A directory containing shell scripts to be executed once per hour; see Cron Jobs.
A directory containing shell scripts to be executed once per month; see Cron Jobs.
A directory containing shell scripts to be executed once a week; see Cron Jobs.
A directory containing system initialization scripts; see Installation and Removal of Init Scripts.
A directory containing shell scripts. Script names should follow the same conventions as specified for cron jobs (see Cron Jobs, but should have the suffix .sh. The behavior is unspecified if a script is installed in this directory that does not have the suffix .sh.
The sh utility shall read and execute commands in its current execution environment from all the shell scripts in this directory that have the suffix .sh when invoked as an interactive login shell, or if the -l (the letter ell) is specified (see Shell Invocation).
Future Directions: These directories are required at this version of the LSB since there is not yet an agreed method for abstracting the implementation so that applications need not be aware of these locations during installation. However, Future Directions describes a tool, lsbinstall, that will make these directories implementation specific and no longer required.

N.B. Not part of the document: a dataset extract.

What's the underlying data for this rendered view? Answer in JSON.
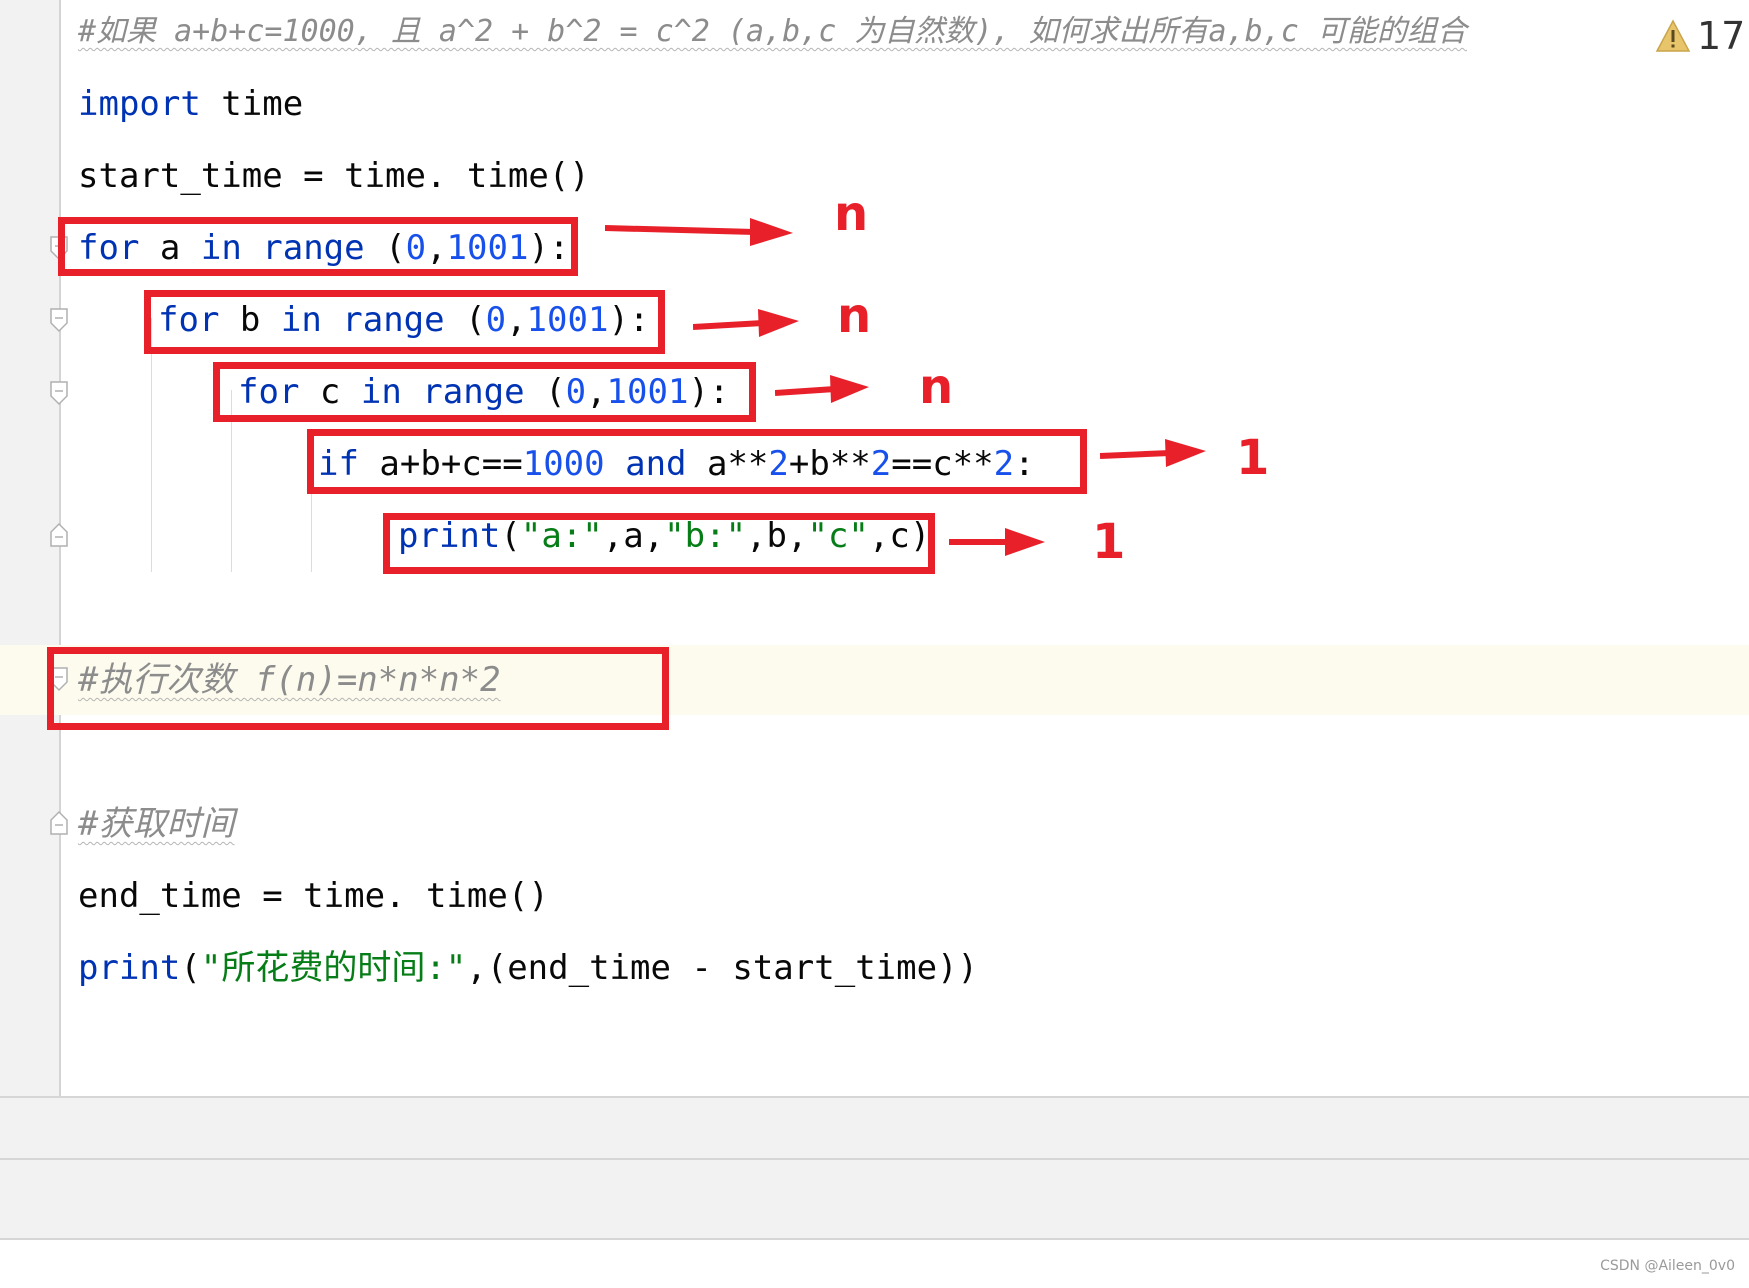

Conforming implementations and applications installing files into any of the above locations under /etc may only use filenames from the following managed namespaces:
Assigned names. Such names must be chosen from the character set [a-z0-9]. In order to avoid conflicts these names shall be reserved through the Linux Assigned Names and Numbers Authority (LANANA). Information about the LANANA may be found at www.lanana.org.

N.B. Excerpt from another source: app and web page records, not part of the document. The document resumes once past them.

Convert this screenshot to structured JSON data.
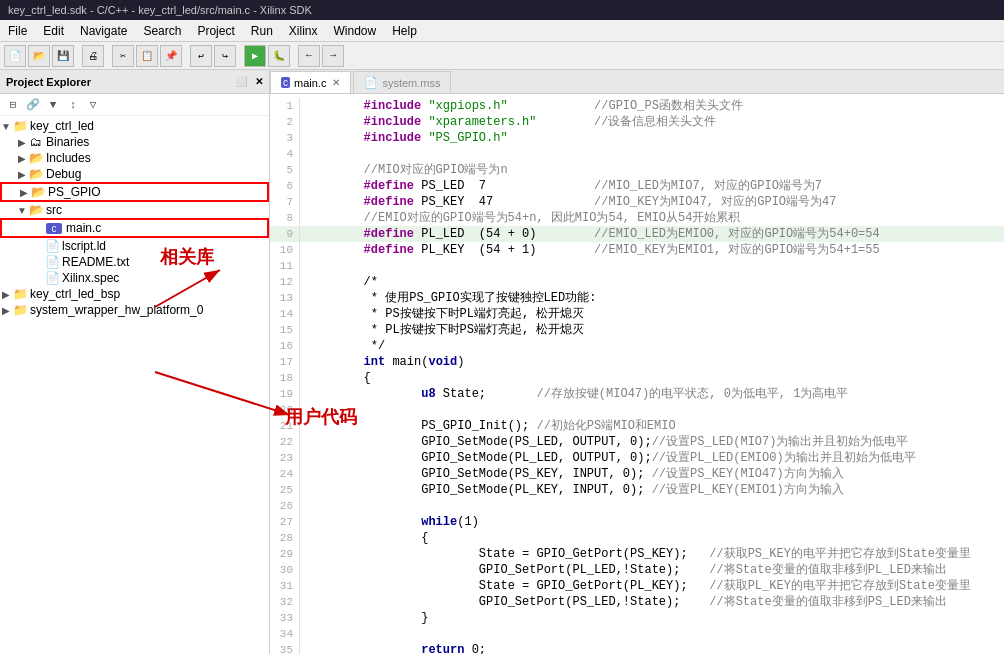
{
  "titlebar": {
    "text": "key_ctrl_led.sdk - C/C++ - key_ctrl_led/src/main.c - Xilinx SDK"
  },
  "menubar": {
    "items": [
      "File",
      "Edit",
      "Navigate",
      "Search",
      "Project",
      "Run",
      "Xilinx",
      "Window",
      "Help"
    ]
  },
  "project_explorer": {
    "title": "Project Explorer",
    "tree": [
      {
        "id": "key_ctrl_led",
        "label": "key_ctrl_led",
        "depth": 0,
        "type": "project",
        "expanded": true
      },
      {
        "id": "binaries",
        "label": "Binaries",
        "depth": 1,
        "type": "folder",
        "expanded": false
      },
      {
        "id": "includes",
        "label": "Includes",
        "depth": 1,
        "type": "folder",
        "expanded": false
      },
      {
        "id": "debug",
        "label": "Debug",
        "depth": 1,
        "type": "folder",
        "expanded": false
      },
      {
        "id": "ps_gpio",
        "label": "PS_GPIO",
        "depth": 1,
        "type": "folder",
        "expanded": false,
        "highlighted": true
      },
      {
        "id": "src",
        "label": "src",
        "depth": 1,
        "type": "folder",
        "expanded": true
      },
      {
        "id": "main_c",
        "label": "main.c",
        "depth": 2,
        "type": "c-file",
        "highlighted": true
      },
      {
        "id": "lscript_ld",
        "label": "lscript.ld",
        "depth": 2,
        "type": "ld-file"
      },
      {
        "id": "readme",
        "label": "README.txt",
        "depth": 2,
        "type": "txt-file"
      },
      {
        "id": "xilinx_spec",
        "label": "Xilinx.spec",
        "depth": 2,
        "type": "spec-file"
      },
      {
        "id": "key_ctrl_led_bsp",
        "label": "key_ctrl_led_bsp",
        "depth": 0,
        "type": "project",
        "expanded": false
      },
      {
        "id": "system_wrapper",
        "label": "system_wrapper_hw_platform_0",
        "depth": 0,
        "type": "project",
        "expanded": false
      }
    ]
  },
  "editor": {
    "tabs": [
      {
        "label": "main.c",
        "active": true,
        "icon": "c-file"
      },
      {
        "label": "system.mss",
        "active": false,
        "icon": "mss-file"
      }
    ],
    "lines": [
      {
        "num": "",
        "content": "\t#include \"xgpiops.h\"\t\t//GPIO_PS函数相关头文件"
      },
      {
        "num": "",
        "content": "\t#include \"xparameters.h\"\t//设备信息相关头文件"
      },
      {
        "num": "",
        "content": "\t#include \"PS_GPIO.h\""
      },
      {
        "num": "",
        "content": ""
      },
      {
        "num": "",
        "content": "\t//MIO对应的GPIO端号为n"
      },
      {
        "num": "",
        "content": "\t#define PS_LED\t7\t\t//MIO_LED为MIO7, 对应的GPIO端号为7"
      },
      {
        "num": "",
        "content": "\t#define PS_KEY\t47\t\t//MIO_KEY为MIO47, 对应的GPIO端号为47"
      },
      {
        "num": "",
        "content": "\t//EMIO对应的GPIO端号为54+n, 因此MIO为54, EMIO从54开始累积"
      },
      {
        "num": "",
        "content": "\t#define PL_LED\t(54 + 0)\t//EMIO_LED为EMIO0, 对应的GPIO端号为54+0=54",
        "highlight": true
      },
      {
        "num": "",
        "content": "\t#define PL_KEY\t(54 + 1)\t//EMIO_KEY为EMIO1, 对应的GPIO端号为54+1=55"
      },
      {
        "num": "",
        "content": ""
      },
      {
        "num": "",
        "content": "\t/*"
      },
      {
        "num": "",
        "content": "\t * 使用PS_GPIO实现了按键独控LED功能:"
      },
      {
        "num": "",
        "content": "\t * PS按键按下时PL端灯亮起, 松开熄灭"
      },
      {
        "num": "",
        "content": "\t * PL按键按下时PS端灯亮起, 松开熄灭"
      },
      {
        "num": "",
        "content": "\t */"
      },
      {
        "num": "",
        "content": "\tint main(void)"
      },
      {
        "num": "",
        "content": "\t{"
      },
      {
        "num": "",
        "content": "\t\tu8 State;\t//存放按键(MIO47)的电平状态, 0为低电平, 1为高电平"
      },
      {
        "num": "",
        "content": ""
      },
      {
        "num": "",
        "content": "\t\tPS_GPIO_Init();\t//初始化PS端MIO和EMIO"
      },
      {
        "num": "",
        "content": "\t\tGPIO_SetMode(PS_LED, OUTPUT, 0);//设置PS_LED(MIO7)为输出并且初始为低电平"
      },
      {
        "num": "",
        "content": "\t\tGPIO_SetMode(PL_LED, OUTPUT, 0);//设置PL_LED(EMIO0)为输出并且初始为低电平"
      },
      {
        "num": "",
        "content": "\t\tGPIO_SetMode(PS_KEY, INPUT, 0); //设置PS_KEY(MIO47)方向为输入"
      },
      {
        "num": "",
        "content": "\t\tGPIO_SetMode(PL_KEY, INPUT, 0); //设置PL_KEY(EMIO1)方向为输入"
      },
      {
        "num": "",
        "content": ""
      },
      {
        "num": "",
        "content": "\t\twhile(1)"
      },
      {
        "num": "",
        "content": "\t\t{"
      },
      {
        "num": "",
        "content": "\t\t\tState = GPIO_GetPort(PS_KEY);\t//获取PS_KEY的电平并把它存放到State变量里"
      },
      {
        "num": "",
        "content": "\t\t\tGPIO_SetPort(PL_LED,!State);\t//将State变量的值取非移到PL_LED来输出"
      },
      {
        "num": "",
        "content": "\t\t\tState = GPIO_GetPort(PL_KEY);\t//获取PL_KEY的电平并把它存放到State变量里"
      },
      {
        "num": "",
        "content": "\t\t\tGPIO_SetPort(PS_LED,!State);\t//将State变量的值取非移到PS_LED来输出"
      },
      {
        "num": "",
        "content": "\t\t}"
      },
      {
        "num": "",
        "content": ""
      },
      {
        "num": "",
        "content": "\t\treturn 0;"
      },
      {
        "num": "",
        "content": "\t}"
      }
    ]
  },
  "annotations": {
    "arrow1_text": "相关库",
    "arrow2_text": "用户代码"
  }
}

Note: Commonly used names should be reserved in advance; developers for projects are encouraged to reserve names from LANANA, so that each distribution can use the same name, and to avoid conflicts with other projects.
Hierarchical names. Script names in this category take the form: <hier1>-<hier2>-...-<name>, where name is taken from the character set [a-z0-9], and where there may be one or more <hier-n> components. <hier1> may either be an LSB provider name assigned by the LANANA, or it may be owners' DNS name in lower case, with at least one '.'. e.g. "debian.org", "staroffice.sun.com", etc. The LSB provider name assigned by LANANA shall only consist of the ASCII characters [a-z0-9].
Reserved names. Names that begin with the character '_' are reserved for distribution use only. These names should be used for essential system packages only.
Note: A non-conforming application may still have polluted these managed namespaces with unregistered filenames; a conforming application should check for namespace collisions and take appropriate steps if they occur.
In general, if a package or some system function is likely to be used on multiple systems, the package developers or the distribution should get a registered name through LANANA, and distributions should strive to use the same name whenever possible. For applications which may not be essential or may not be commonly installed, the hierarchical namespace may be more appropriate. An advantage to the hierarchical namespace is that there is no need to consult with the LANANA before obtaining an assigned name.
Short names are highly desirable, since system administrators may need to manually start and stop services. Given this, they should be standardized on a per-package basis. This is the rationale behind having the LANANA organization assign these names. The LANANA may be called upon to handle other namespace issues, such as package/prerequisites naming.